Read story by Sherwood Anderson online.
Sherwood Anderson is one of the most singular story writers I know, operating seemingly by his own rules, known only to him. Here he takes what is basically an anecdote, however poignant, and infuses it to bursting with portent and meaning around "the egg." There is not really any one egg in this story, though a single egg is involved in the anecdote, possibly. It's not entirely clear that's what's intended by the title. Instead, Anderson takes the idea of "egg," expands it to chickens, and packs the story full of both. It's a veritable Easter day event. The first-person narrator (we never learn his name) was raised on a chicken farm, where among other things his father kept and preserved in jars the deformed chicks that hatched there, with five legs or two heads and such, "nature's mistakes" let's call them (shown at county fairs in this story, and still seen at state fair sideshows too). He describes his father's bald head in egg-like terms. He mentions a story about Christopher Columbus and eggs. After the farm failed the narrator's family moved to town and opened a restaurant. The restaurant is where we reach the real Sherwood Anderson territory. The narrator's father is a classic Anderson character, possessed of dreams he can't begin to articulate. In this case, his dream is to create a place, the restaurant, where young people want to come and hang out. But he works the nightshift at the restaurant, which largely caters to train travelers from a nearby station. When a young person finally shows up one night, the narrator's father attempts to charm him with barroom magic tricks involving an egg—making it stand on one end (this is where Columbus comes up), and then, when that fails, attempting to steam it with vinegar to enable it to slip into a narrow-necked bottle. The boy doesn't know what to do about this strange restaurant cook, and ends by laughing at him on his way out the door. In that moment, the narrator's father finally has a glimpse of how pathetic he is, and is devastated. Well, it's all primo Anderson, as weird as it is effective in execution. The story comes just the year after his Winesburg, Ohio cycle of stories, where Anderson's unique sense of American pathos snapped into focus. My sense is that he was such a purely intuitive writer he barely knew what he was doing. There's a great sense of searching in "The Egg," searching for the way to express something burning inside him and all of us—a conflagration that goes out of control for the narrator's father in this strange, wonderful story.

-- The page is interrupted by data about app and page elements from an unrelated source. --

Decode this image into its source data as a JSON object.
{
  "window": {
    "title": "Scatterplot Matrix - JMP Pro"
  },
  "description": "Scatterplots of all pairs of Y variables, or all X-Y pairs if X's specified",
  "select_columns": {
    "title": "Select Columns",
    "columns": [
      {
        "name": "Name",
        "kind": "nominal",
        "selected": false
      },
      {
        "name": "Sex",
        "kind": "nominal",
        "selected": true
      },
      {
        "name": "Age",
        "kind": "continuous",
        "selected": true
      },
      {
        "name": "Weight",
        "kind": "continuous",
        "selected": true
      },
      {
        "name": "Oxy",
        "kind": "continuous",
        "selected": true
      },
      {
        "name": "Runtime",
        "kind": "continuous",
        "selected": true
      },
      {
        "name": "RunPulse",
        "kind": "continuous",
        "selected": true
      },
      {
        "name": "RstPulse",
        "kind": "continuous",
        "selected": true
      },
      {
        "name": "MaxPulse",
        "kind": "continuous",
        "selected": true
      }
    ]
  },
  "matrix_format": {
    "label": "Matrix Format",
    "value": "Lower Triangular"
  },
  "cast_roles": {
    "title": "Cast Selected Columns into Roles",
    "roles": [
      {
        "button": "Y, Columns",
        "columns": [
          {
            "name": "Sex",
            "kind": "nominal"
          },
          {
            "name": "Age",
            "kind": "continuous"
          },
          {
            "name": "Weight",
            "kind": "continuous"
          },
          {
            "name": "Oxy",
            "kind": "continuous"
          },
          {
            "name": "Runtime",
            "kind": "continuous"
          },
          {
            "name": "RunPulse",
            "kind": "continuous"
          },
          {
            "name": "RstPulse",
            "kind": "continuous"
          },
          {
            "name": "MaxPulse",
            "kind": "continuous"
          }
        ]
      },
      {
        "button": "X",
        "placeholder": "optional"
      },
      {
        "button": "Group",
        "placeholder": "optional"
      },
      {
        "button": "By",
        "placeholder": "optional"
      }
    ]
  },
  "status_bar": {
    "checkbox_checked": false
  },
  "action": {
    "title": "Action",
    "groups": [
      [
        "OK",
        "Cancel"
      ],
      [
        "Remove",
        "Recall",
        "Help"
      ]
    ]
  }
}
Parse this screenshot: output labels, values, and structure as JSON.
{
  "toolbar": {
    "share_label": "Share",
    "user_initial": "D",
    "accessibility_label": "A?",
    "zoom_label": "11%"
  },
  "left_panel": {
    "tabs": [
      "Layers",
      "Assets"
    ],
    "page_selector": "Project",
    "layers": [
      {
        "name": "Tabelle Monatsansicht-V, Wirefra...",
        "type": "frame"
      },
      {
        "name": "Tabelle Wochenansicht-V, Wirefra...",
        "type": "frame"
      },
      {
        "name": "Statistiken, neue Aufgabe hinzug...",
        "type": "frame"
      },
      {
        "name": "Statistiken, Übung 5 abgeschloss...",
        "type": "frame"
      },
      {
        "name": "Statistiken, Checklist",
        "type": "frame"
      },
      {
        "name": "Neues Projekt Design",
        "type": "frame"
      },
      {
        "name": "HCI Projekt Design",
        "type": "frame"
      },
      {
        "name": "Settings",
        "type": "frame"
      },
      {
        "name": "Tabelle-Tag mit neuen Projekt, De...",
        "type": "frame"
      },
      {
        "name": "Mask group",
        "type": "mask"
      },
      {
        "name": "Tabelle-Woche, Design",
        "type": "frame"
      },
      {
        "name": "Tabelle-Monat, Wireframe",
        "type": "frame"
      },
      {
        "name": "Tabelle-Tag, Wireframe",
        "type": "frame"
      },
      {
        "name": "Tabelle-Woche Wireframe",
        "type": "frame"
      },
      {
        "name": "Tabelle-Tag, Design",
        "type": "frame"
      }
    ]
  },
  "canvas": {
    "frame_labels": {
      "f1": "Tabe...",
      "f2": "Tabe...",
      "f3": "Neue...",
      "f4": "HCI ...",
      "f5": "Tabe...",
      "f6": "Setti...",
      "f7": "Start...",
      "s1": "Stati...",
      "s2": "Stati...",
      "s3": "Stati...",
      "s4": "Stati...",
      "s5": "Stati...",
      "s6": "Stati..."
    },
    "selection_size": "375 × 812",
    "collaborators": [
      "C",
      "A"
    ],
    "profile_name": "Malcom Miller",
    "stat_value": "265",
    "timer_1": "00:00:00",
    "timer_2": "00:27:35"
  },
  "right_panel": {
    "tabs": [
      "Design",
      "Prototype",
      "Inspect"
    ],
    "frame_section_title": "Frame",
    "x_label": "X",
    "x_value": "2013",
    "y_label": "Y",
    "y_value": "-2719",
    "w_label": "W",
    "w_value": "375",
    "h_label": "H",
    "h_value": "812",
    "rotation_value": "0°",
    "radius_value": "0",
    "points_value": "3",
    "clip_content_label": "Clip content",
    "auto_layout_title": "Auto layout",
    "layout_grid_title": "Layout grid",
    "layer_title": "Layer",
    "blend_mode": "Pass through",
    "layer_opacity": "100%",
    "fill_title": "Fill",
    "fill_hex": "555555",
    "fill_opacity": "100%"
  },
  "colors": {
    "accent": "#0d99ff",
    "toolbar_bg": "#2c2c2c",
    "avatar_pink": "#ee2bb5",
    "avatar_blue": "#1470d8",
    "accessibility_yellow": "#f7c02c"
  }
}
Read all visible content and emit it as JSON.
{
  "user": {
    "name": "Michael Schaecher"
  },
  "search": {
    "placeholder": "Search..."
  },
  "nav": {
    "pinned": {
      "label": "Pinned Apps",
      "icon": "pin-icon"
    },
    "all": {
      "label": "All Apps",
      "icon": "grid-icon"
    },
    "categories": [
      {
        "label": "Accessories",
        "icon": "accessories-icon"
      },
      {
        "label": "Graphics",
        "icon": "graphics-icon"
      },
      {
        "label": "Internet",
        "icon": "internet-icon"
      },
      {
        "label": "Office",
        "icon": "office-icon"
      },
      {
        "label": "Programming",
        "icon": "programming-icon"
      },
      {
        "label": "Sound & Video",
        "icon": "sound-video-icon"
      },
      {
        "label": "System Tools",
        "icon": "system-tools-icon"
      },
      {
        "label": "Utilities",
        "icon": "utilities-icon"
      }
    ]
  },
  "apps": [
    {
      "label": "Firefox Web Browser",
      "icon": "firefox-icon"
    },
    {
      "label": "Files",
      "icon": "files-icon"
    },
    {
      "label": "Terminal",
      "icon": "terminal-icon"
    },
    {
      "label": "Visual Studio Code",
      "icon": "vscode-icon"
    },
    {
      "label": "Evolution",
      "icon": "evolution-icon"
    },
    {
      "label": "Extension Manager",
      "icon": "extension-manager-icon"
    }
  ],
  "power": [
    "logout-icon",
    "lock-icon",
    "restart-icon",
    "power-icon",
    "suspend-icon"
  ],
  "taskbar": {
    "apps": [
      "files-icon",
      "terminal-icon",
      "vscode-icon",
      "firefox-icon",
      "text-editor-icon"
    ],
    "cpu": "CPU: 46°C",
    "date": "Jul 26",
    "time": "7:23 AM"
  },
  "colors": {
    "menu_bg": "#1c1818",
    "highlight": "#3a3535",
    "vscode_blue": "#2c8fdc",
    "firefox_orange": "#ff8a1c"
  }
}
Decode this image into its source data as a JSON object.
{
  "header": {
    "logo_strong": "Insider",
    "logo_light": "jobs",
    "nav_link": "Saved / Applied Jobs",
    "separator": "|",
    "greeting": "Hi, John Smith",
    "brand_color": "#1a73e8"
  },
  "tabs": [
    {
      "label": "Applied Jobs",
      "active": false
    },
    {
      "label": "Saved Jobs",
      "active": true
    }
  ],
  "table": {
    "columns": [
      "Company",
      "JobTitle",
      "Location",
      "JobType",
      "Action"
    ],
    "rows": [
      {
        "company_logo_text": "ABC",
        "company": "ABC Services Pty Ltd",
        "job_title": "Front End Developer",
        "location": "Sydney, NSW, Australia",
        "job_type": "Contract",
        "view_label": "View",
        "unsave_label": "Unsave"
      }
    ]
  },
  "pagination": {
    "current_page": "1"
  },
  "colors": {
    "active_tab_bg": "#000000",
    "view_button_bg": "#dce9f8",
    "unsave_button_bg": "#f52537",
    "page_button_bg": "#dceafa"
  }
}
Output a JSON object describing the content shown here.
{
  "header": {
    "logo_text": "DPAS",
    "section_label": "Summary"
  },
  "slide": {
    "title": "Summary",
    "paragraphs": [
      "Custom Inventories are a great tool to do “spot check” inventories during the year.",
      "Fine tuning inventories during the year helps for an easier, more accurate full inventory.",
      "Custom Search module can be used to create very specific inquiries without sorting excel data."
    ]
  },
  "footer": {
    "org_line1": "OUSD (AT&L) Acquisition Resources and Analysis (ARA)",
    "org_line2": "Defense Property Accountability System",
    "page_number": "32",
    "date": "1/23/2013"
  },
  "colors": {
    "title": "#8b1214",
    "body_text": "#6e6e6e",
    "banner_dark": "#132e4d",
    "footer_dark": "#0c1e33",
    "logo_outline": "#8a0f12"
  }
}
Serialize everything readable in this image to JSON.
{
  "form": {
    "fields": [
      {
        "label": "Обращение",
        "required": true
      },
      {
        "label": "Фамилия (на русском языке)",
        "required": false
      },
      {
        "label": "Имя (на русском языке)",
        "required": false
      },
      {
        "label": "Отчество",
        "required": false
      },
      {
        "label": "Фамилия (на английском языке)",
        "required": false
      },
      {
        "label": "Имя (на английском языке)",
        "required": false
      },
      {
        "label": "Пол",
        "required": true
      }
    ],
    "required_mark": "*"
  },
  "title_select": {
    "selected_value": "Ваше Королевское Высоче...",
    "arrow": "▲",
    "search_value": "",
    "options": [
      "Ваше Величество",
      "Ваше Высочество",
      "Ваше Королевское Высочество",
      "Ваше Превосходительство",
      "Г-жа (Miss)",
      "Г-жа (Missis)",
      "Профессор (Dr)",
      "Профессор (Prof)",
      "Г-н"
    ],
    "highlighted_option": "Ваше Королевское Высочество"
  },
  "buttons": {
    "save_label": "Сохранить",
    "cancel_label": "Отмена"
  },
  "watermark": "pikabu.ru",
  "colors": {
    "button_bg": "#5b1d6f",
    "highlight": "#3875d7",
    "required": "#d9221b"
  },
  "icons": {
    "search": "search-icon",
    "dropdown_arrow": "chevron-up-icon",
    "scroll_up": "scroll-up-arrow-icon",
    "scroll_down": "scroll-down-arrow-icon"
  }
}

Short Story Masterpieces, ed. Robert Penn Warren and Albert Erskine
The Egg and Other Stories by Sherwood Anderson